### TO DO
If a line of the data below contains the string "active", copy it into your answer.

______

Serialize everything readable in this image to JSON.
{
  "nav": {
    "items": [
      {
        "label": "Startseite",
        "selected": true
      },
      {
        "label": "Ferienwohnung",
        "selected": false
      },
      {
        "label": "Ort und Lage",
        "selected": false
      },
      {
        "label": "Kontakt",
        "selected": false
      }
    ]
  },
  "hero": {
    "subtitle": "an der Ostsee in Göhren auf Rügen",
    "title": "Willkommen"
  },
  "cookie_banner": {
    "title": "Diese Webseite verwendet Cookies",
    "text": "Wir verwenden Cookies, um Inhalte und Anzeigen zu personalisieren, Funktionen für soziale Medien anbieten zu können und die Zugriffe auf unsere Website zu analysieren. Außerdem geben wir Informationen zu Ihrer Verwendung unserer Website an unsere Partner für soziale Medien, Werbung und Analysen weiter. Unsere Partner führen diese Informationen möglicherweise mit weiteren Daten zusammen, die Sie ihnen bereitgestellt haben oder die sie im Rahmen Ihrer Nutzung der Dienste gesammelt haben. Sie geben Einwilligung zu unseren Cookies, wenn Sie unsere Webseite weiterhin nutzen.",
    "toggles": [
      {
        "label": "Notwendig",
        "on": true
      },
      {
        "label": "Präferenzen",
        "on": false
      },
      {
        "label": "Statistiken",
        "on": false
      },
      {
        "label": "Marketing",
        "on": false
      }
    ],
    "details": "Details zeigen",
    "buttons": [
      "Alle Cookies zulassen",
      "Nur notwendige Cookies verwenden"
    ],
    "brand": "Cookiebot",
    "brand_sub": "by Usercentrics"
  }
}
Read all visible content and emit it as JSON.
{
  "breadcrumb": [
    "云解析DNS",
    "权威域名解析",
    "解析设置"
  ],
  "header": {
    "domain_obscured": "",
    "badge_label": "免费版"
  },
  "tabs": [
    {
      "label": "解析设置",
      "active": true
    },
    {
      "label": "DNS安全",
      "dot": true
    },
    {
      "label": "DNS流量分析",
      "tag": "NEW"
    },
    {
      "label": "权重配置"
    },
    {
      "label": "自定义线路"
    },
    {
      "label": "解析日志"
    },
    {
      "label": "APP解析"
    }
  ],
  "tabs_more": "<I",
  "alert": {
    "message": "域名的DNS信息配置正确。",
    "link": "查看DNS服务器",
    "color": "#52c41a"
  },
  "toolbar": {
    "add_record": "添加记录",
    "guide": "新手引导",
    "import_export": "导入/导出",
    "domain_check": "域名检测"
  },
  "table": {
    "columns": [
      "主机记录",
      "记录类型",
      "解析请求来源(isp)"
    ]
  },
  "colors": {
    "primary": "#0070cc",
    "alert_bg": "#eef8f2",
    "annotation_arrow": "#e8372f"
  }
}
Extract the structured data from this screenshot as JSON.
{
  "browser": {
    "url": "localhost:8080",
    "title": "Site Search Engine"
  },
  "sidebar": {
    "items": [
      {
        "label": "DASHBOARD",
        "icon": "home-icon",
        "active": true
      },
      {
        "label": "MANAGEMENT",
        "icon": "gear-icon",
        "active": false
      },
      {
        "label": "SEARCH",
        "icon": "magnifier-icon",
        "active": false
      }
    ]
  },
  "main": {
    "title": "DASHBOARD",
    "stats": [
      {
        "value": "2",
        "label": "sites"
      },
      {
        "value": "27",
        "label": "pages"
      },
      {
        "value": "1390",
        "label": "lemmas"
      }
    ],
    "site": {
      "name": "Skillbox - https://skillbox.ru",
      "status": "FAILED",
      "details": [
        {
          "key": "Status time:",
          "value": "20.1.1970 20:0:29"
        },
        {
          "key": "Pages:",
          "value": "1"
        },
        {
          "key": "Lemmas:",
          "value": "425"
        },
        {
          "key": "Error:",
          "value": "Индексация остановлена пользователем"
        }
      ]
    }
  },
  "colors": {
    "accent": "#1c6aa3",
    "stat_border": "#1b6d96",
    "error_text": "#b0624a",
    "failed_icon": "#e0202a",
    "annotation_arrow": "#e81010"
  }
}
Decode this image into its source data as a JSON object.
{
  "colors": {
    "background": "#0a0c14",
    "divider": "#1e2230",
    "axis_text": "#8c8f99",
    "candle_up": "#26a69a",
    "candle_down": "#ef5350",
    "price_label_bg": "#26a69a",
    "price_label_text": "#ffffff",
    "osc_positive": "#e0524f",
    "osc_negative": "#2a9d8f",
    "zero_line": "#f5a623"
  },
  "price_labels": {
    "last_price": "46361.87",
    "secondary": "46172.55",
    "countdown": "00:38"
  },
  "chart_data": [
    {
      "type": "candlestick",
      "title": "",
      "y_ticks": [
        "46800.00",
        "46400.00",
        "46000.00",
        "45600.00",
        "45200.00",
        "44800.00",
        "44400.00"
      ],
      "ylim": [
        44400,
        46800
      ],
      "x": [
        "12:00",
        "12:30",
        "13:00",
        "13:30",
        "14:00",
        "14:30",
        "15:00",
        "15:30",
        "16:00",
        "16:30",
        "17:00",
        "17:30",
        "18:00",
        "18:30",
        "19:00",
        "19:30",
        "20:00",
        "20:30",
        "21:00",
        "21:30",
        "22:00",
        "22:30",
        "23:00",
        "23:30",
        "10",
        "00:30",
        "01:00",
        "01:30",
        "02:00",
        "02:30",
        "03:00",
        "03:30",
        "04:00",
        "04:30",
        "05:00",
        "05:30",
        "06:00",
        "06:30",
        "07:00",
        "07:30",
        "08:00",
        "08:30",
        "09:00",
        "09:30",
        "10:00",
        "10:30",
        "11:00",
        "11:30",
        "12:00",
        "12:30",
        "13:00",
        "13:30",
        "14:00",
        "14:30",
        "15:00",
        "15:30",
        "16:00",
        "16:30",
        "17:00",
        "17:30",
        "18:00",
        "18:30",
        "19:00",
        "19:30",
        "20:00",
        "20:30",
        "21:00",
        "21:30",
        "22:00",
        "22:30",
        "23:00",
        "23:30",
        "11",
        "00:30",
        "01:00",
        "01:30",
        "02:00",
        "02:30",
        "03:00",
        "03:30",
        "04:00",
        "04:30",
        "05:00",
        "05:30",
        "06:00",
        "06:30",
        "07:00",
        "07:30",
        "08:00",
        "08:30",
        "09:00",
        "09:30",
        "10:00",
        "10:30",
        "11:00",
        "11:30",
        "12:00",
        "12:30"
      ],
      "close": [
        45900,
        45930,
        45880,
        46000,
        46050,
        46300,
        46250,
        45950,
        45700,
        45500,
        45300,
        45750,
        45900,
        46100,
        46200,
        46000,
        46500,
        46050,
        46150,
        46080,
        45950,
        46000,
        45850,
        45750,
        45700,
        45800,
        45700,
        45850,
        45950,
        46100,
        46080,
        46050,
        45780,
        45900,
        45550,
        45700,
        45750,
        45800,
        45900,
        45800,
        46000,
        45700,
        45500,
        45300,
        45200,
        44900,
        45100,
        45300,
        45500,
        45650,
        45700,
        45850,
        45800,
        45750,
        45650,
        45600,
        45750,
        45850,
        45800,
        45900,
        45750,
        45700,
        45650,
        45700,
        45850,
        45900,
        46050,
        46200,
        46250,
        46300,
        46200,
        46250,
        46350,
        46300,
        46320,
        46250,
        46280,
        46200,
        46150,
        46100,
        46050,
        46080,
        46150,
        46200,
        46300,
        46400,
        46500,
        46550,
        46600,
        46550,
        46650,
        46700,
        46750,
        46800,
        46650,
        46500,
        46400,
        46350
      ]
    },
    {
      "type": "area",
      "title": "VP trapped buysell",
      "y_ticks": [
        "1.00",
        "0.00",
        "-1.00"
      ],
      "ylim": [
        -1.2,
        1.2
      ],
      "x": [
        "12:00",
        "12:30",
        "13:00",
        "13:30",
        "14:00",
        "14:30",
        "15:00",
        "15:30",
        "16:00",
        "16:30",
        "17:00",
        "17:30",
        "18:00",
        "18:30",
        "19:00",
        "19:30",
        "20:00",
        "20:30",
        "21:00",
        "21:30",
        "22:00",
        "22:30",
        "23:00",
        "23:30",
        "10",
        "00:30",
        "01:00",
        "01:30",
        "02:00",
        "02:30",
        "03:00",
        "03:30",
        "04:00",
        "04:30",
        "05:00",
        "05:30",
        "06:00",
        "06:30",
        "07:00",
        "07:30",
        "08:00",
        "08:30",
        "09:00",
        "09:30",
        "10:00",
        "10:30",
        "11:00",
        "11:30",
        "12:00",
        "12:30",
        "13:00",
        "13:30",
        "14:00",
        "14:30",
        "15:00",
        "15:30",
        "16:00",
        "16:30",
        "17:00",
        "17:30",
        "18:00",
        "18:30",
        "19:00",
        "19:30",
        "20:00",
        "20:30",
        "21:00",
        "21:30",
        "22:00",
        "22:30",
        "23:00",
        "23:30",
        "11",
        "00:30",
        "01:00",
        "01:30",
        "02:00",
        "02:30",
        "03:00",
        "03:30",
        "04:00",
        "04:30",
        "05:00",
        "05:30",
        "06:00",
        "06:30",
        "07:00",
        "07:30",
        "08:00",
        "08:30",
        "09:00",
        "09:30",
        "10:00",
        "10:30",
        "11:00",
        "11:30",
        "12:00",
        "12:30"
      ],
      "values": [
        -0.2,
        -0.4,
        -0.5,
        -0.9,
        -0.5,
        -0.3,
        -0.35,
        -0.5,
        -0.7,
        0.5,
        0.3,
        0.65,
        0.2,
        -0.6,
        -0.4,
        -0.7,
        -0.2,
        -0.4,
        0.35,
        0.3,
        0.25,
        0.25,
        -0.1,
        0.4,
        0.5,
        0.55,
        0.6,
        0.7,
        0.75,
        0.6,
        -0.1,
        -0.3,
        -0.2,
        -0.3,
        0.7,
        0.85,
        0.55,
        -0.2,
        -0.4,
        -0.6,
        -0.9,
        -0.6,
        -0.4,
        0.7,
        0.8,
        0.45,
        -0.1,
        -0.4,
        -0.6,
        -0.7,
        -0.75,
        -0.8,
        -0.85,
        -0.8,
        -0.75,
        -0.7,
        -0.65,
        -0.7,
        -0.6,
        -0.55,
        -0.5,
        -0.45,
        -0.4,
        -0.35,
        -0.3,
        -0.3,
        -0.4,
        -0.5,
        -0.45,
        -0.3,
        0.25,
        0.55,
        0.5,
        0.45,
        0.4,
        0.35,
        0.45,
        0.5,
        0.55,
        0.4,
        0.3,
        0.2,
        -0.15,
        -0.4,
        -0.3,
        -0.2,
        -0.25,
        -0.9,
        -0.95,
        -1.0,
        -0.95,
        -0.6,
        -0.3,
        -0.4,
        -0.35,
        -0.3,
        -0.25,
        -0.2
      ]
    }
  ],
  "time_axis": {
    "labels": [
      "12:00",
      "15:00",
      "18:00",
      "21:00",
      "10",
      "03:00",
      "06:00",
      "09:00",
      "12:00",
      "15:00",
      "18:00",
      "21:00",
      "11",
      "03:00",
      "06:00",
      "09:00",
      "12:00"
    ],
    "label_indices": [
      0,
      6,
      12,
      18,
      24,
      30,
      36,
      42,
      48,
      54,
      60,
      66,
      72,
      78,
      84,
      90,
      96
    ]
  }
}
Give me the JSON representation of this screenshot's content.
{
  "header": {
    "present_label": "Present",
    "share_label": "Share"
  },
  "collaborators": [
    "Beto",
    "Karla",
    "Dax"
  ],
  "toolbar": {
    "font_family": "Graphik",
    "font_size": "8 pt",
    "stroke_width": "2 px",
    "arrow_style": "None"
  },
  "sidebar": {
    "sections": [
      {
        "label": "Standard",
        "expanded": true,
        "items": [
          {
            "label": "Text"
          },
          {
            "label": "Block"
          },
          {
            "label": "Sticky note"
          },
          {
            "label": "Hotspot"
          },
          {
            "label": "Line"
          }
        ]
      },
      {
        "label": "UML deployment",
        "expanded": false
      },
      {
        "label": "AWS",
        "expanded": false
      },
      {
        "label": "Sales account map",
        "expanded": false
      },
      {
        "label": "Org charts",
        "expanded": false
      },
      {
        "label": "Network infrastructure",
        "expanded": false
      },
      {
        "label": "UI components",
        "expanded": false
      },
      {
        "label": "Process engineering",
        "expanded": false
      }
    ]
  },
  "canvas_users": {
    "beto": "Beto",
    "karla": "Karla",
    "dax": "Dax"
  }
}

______

### FINAL ANSWER
      "active": true
        "active": true
        "active": false
        "active": false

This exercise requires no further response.